He has his own high-end hedge fund firm, his prominent place within New York society, a socially prominent wife (Susan Sarandon) and a daughter (Brit Marling) who will inherit the business someday.
Hes also living the limo life on the back of shady bookkeeping, and keeping an art dilettante as a mistress. Because he can.
Tom Wolfe famously labeled them Masters of the Universe, the Wall Street gamblers whose sense of invincibility, entitlement and general recklessness brought the worlds economy to ruin a few years back. But Geres Miller becomes more than a type the moment he wrecks the car with the mistress in it, and then runs away.
Theres a crime to cover up as he struggles to keep the balls hes juggling in the air.
And its not just about him.
I have responsibilities, he says.

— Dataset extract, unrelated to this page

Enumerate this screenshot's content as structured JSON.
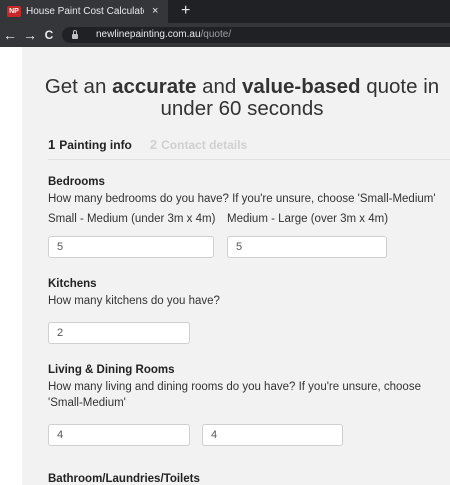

People rely on me.
But is he rich and cunning enough to avoid responsibility for a death he caused, for a company he brought to ruin?
First-time writer-director Nicholas Jarecki (he adapted the Bret Easton Ellis novel The Informers for the screen) builds an elaborate, interconnected world for Miller to duck and weave through. His wife might wonder why the check for her favorite charity is late, but since she hasnt discovered the affair, pulling one over on her could be easy. The smart, business-minded daughter is another matter.
Then, theres the one person Miller calls for help in the dead of night. Nate Parker plays the outsider, the young black man with a police record whom Miller knows, for reasons that only become clear later. He thinks this guy will be discrete.
And with a cop (Tim Roth) sniffing around the charred remains of the mistress car, discretion and a sneaky lawyer (Rockford Files vet Stuart Margolin) are paramount in Millers mind.
Or would be, if the Feds werent investigating his company, if he wasnt in desperate need of a merger/ sale to go through that will redeem him, at least in a financial sense.
From Parkers perplexed blend of obligation and fear over the lies this man expects him to tell, to Sarandons raised eyebrow of suspicion, a gesture neatly mirrored by Marling, playing her daughter, Arbitrage sells on this story, this concept. The mild-mannered and passive Marling (Another Earth and Sound of My Voice) becomes the voice of indignation as Millers elaborate web starts to unravel.
Gere, ever-equivocating, lets us see the wheels turning in this wheeler-dealer. Its a fascinating performance that whips us between sympathy and appreciation for the crook who might get away with it, and fury that another member of the 1 percent might escape.